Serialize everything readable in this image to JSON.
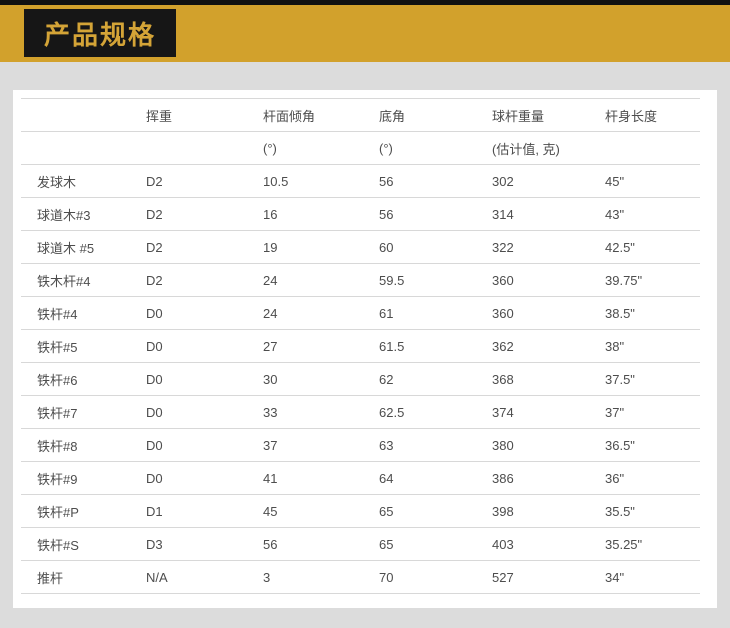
{
  "page": {
    "title": "产品规格",
    "colors": {
      "top_strip": "#111111",
      "banner_gold": "#d2a12c",
      "title_box_bg": "#161616",
      "title_text_gold": "#d4a437",
      "page_bg": "#dcdcdc",
      "card_bg": "#ffffff",
      "table_text": "#4d4d4d",
      "row_line": "#d8d8d8"
    }
  },
  "table": {
    "columns": [
      {
        "label": "",
        "sublabel": ""
      },
      {
        "label": "挥重",
        "sublabel": ""
      },
      {
        "label": "杆面倾角",
        "sublabel": "(°)"
      },
      {
        "label": "底角",
        "sublabel": "(°)"
      },
      {
        "label": "球杆重量",
        "sublabel": "(估计值, 克)"
      },
      {
        "label": "杆身长度",
        "sublabel": ""
      }
    ],
    "rows": [
      [
        "发球木",
        "D2",
        "10.5",
        "56",
        "302",
        "45\""
      ],
      [
        "球道木#3",
        "D2",
        "16",
        "56",
        "314",
        "43\""
      ],
      [
        "球道木 #5",
        "D2",
        "19",
        "60",
        "322",
        "42.5\""
      ],
      [
        "铁木杆#4",
        "D2",
        "24",
        "59.5",
        "360",
        "39.75\""
      ],
      [
        "铁杆#4",
        "D0",
        "24",
        "61",
        "360",
        "38.5\""
      ],
      [
        "铁杆#5",
        "D0",
        "27",
        "61.5",
        "362",
        "38\""
      ],
      [
        "铁杆#6",
        "D0",
        "30",
        "62",
        "368",
        "37.5\""
      ],
      [
        "铁杆#7",
        "D0",
        "33",
        "62.5",
        "374",
        "37\""
      ],
      [
        "铁杆#8",
        "D0",
        "37",
        "63",
        "380",
        "36.5\""
      ],
      [
        "铁杆#9",
        "D0",
        "41",
        "64",
        "386",
        "36\""
      ],
      [
        "铁杆#P",
        "D1",
        "45",
        "65",
        "398",
        "35.5\""
      ],
      [
        "铁杆#S",
        "D3",
        "56",
        "65",
        "403",
        "35.25\""
      ],
      [
        "推杆",
        "N/A",
        "3",
        "70",
        "527",
        "34\""
      ]
    ]
  }
}
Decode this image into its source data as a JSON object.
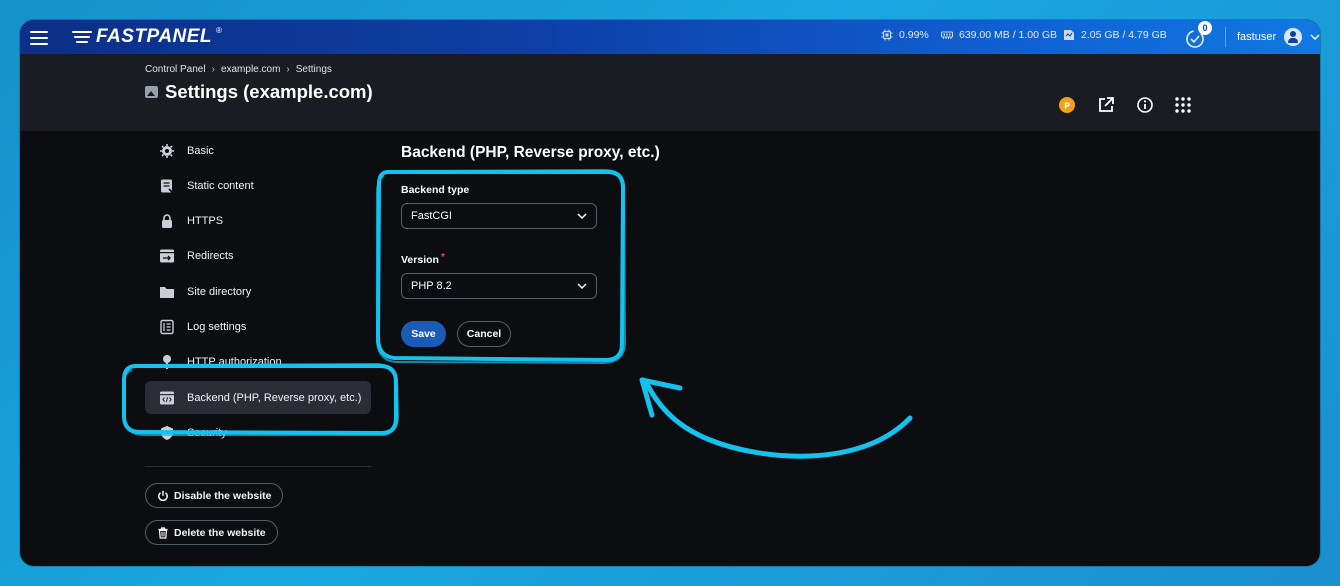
{
  "app": {
    "brand": "FASTPANEL",
    "brand_mark": "®"
  },
  "topbar": {
    "cpu": "0.99%",
    "memory": "639.00 MB / 1.00 GB",
    "disk": "2.05 GB / 4.79 GB",
    "notifications_count": "0",
    "username": "fastuser"
  },
  "breadcrumb": {
    "items": [
      "Control Panel",
      "example.com",
      "Settings"
    ],
    "separator": "›"
  },
  "page": {
    "title": "Settings (example.com)"
  },
  "sidebar": {
    "items": [
      {
        "label": "Basic",
        "icon": "gear-icon"
      },
      {
        "label": "Static content",
        "icon": "document-icon"
      },
      {
        "label": "HTTPS",
        "icon": "lock-icon"
      },
      {
        "label": "Redirects",
        "icon": "redirect-icon"
      },
      {
        "label": "Site directory",
        "icon": "folder-icon"
      },
      {
        "label": "Log settings",
        "icon": "log-icon"
      },
      {
        "label": "HTTP authorization",
        "icon": "key-icon"
      },
      {
        "label": "Backend (PHP, Reverse proxy, etc.)",
        "icon": "code-icon"
      },
      {
        "label": "Security",
        "icon": "shield-icon"
      }
    ],
    "active_index": 7,
    "disable_label": "Disable the website",
    "delete_label": "Delete the website"
  },
  "form": {
    "section_title": "Backend (PHP, Reverse proxy, etc.)",
    "backend_type_label": "Backend type",
    "backend_type_value": "FastCGI",
    "version_label": "Version",
    "version_required_mark": "*",
    "version_value": "PHP 8.2",
    "save_label": "Save",
    "cancel_label": "Cancel"
  },
  "colors": {
    "topbar": "#0d3fa6",
    "accent": "#1a5bb8",
    "highlight": "#15c2ee",
    "background": "#0c0d10",
    "header": "#191c23"
  }
}
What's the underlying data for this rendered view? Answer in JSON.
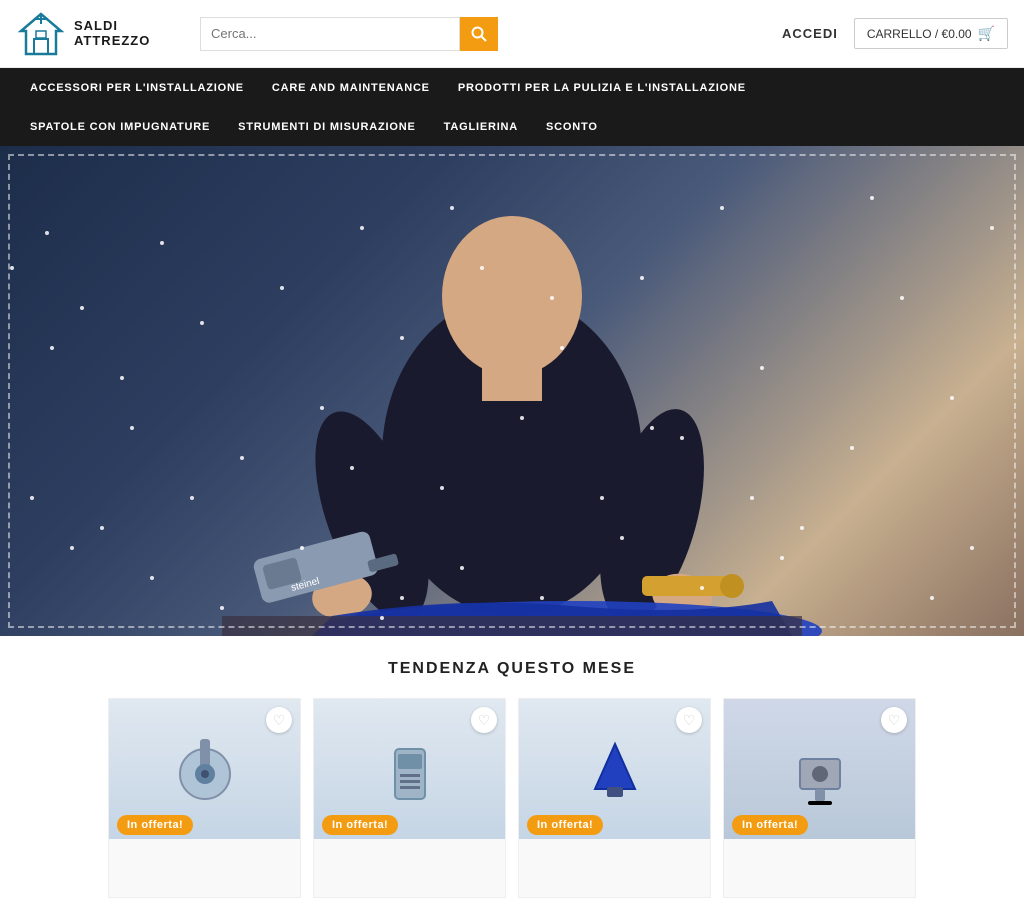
{
  "header": {
    "logo_text_line1": "SALDI",
    "logo_text_line2": "ATTREZZO",
    "search_placeholder": "Cerca...",
    "search_label": "Cerca",
    "accedi_label": "ACCEDI",
    "cart_label": "CARRELLO / €0.00"
  },
  "nav": {
    "row1": [
      {
        "label": "ACCESSORI PER L'INSTALLAZIONE"
      },
      {
        "label": "CARE AND MAINTENANCE"
      },
      {
        "label": "PRODOTTI PER LA PULIZIA E L'INSTALLAZIONE"
      }
    ],
    "row2": [
      {
        "label": "SPATOLE CON IMPUGNATURE"
      },
      {
        "label": "STRUMENTI DI MISURAZIONE"
      },
      {
        "label": "TAGLIERINA"
      },
      {
        "label": "SCONTO"
      }
    ]
  },
  "trending": {
    "title": "TENDENZA QUESTO MESE"
  },
  "products": [
    {
      "offer": "In offerta!",
      "name": ""
    },
    {
      "offer": "In offerta!",
      "name": ""
    },
    {
      "offer": "In offerta!",
      "name": ""
    },
    {
      "offer": "In offerta!",
      "name": ""
    }
  ],
  "colors": {
    "nav_bg": "#1a1a1a",
    "accent_orange": "#f39c12",
    "white": "#ffffff"
  }
}
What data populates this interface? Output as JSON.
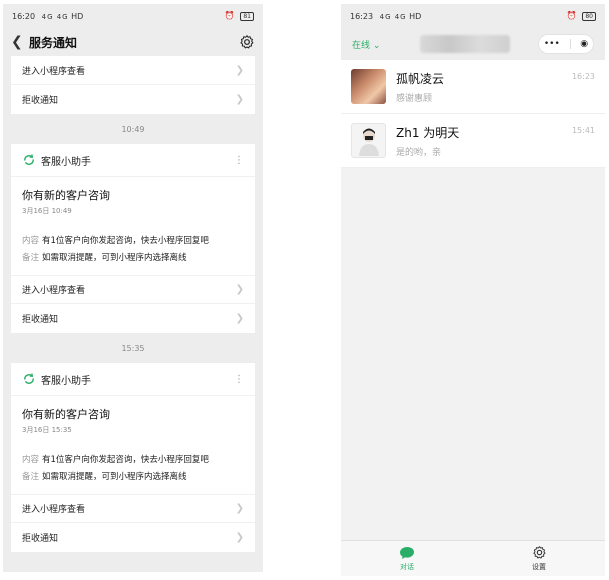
{
  "left": {
    "status": {
      "time": "16:20",
      "signal": "4G 4G",
      "wifi": "HD",
      "battery": "81"
    },
    "nav": {
      "title": "服务通知"
    },
    "top_actions": {
      "view": "进入小程序查看",
      "reject": "拒收通知"
    },
    "cards": [
      {
        "time": "10:49",
        "sender": "客服小助手",
        "title": "你有新的客户咨询",
        "date": "3月16日  10:49",
        "content_label": "内容",
        "content": "有1位客户向你发起咨询，快去小程序回复吧",
        "note_label": "备注",
        "note": "如需取消提醒，可到小程序内选择离线",
        "view": "进入小程序查看",
        "reject": "拒收通知"
      },
      {
        "time": "15:35",
        "sender": "客服小助手",
        "title": "你有新的客户咨询",
        "date": "3月16日  15:35",
        "content_label": "内容",
        "content": "有1位客户向你发起咨询，快去小程序回复吧",
        "note_label": "备注",
        "note": "如需取消提醒，可到小程序内选择离线",
        "view": "进入小程序查看",
        "reject": "拒收通知"
      }
    ]
  },
  "right": {
    "status": {
      "time": "16:23",
      "signal": "4G 4G",
      "wifi": "HD",
      "battery": "80"
    },
    "nav": {
      "status": "在线"
    },
    "chats": [
      {
        "name": "孤帆凌云",
        "message": "感谢惠顾",
        "time": "16:23"
      },
      {
        "name": "Zh1 为明天",
        "message": "是的哟，亲",
        "time": "15:41"
      }
    ],
    "tabs": [
      {
        "label": "对话",
        "icon": "chat-bubble-icon"
      },
      {
        "label": "设置",
        "icon": "gear-icon"
      }
    ]
  },
  "colors": {
    "accent": "#2aae67",
    "background": "#ededed"
  }
}
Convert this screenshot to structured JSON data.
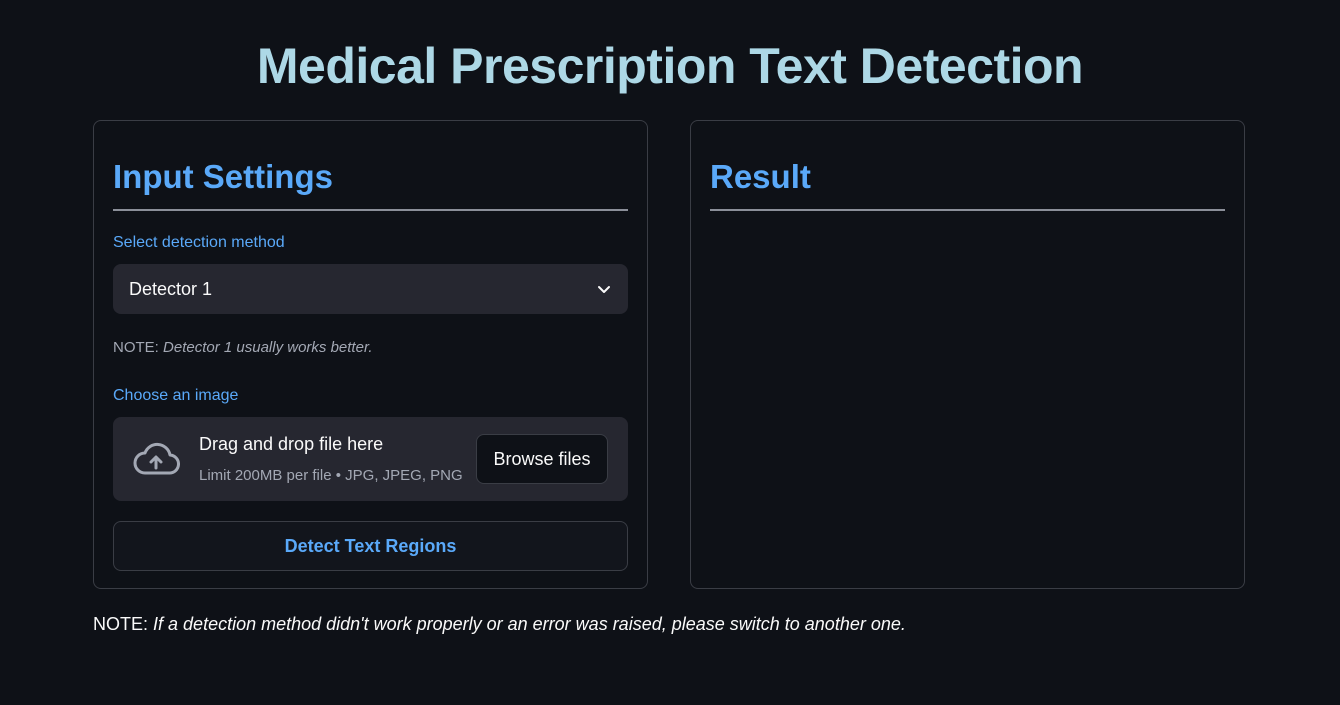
{
  "app": {
    "title": "Medical Prescription Text Detection"
  },
  "input_panel": {
    "title": "Input Settings",
    "method_label": "Select detection method",
    "method_selected": "Detector 1",
    "note_prefix": "NOTE:",
    "note_text": "Detector 1 usually works better.",
    "image_label": "Choose an image",
    "uploader": {
      "title": "Drag and drop file here",
      "limit": "Limit 200MB per file • JPG, JPEG, PNG",
      "browse_label": "Browse files",
      "icon": "cloud-upload-icon"
    },
    "detect_button": "Detect Text Regions"
  },
  "result_panel": {
    "title": "Result"
  },
  "footer": {
    "note_prefix": "NOTE:",
    "note_text": "If a detection method didn't work properly or an error was raised, please switch to another one."
  },
  "colors": {
    "background": "#0e1117",
    "title": "#add8e6",
    "accent": "#5aa9f9",
    "widget_bg": "#262730",
    "border": "#3a3d45"
  }
}
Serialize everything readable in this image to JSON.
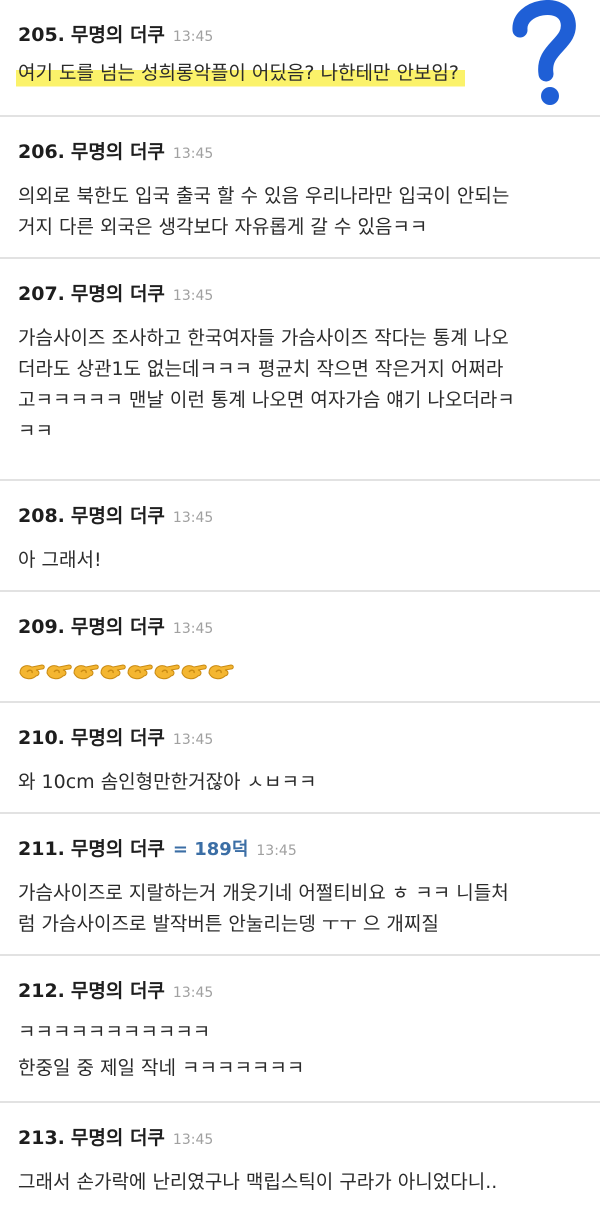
{
  "comments": [
    {
      "number": "205.",
      "nickname": "무명의 더쿠",
      "ref": "",
      "time": "13:45",
      "lines": [
        "여기 도를 넘는 성희롱악플이 어딨음? 나한테만 안보임?"
      ],
      "highlighted": true
    },
    {
      "number": "206.",
      "nickname": "무명의 더쿠",
      "ref": "",
      "time": "13:45",
      "lines": [
        "의외로 북한도 입국 출국 할 수 있음 우리나라만 입국이 안되는",
        "거지 다른 외국은 생각보다 자유롭게 갈 수 있음ㅋㅋ"
      ]
    },
    {
      "number": "207.",
      "nickname": "무명의 더쿠",
      "ref": "",
      "time": "13:45",
      "lines": [
        "가슴사이즈 조사하고 한국여자들 가슴사이즈 작다는 통계 나오",
        "더라도 상관1도 없는데ㅋㅋㅋ 평균치 작으면 작은거지 어쩌라",
        "고ㅋㅋㅋㅋㅋ 맨날 이런 통계 나오면 여자가슴 얘기 나오더라ㅋ",
        "ㅋㅋ"
      ]
    },
    {
      "number": "208.",
      "nickname": "무명의 더쿠",
      "ref": "",
      "time": "13:45",
      "lines": [
        "아 그래서!"
      ]
    },
    {
      "number": "209.",
      "nickname": "무명의 더쿠",
      "ref": "",
      "time": "13:45",
      "lines": [],
      "emoji": "pinching-hand-icon",
      "emoji_count": 8
    },
    {
      "number": "210.",
      "nickname": "무명의 더쿠",
      "ref": "",
      "time": "13:45",
      "lines": [
        "와 10cm 솜인형만한거잖아 ㅅㅂㅋㅋ"
      ]
    },
    {
      "number": "211.",
      "nickname": "무명의 더쿠",
      "ref": "= 189덕",
      "time": "13:45",
      "lines": [
        "가슴사이즈로 지랄하는거 개웃기네 어쩔티비요 ㅎ ㅋㅋ 니들처",
        "럼 가슴사이즈로 발작버튼 안눌리는뎅 ㅜㅜ 으 개찌질"
      ]
    },
    {
      "number": "212.",
      "nickname": "무명의 더쿠",
      "ref": "",
      "time": "13:45",
      "lines": [
        "ㅋㅋㅋㅋㅋㅋㅋㅋㅋㅋㅋ",
        "한중일 중 제일 작네 ㅋㅋㅋㅋㅋㅋㅋ"
      ]
    },
    {
      "number": "213.",
      "nickname": "무명의 더쿠",
      "ref": "",
      "time": "13:45",
      "lines": [
        "그래서 손가락에 난리였구나  맥립스틱이 구라가 아니었다니.."
      ]
    }
  ],
  "colors": {
    "highlight": "#fbf26a",
    "question_mark": "#1f5fd6",
    "ref": "#3b6ea5",
    "divider": "#e2e2e2"
  },
  "annotation_icon": "question-mark-icon"
}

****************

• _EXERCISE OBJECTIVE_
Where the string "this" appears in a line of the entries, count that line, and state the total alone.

• _SOLUTION TO THE PROBLEM_
6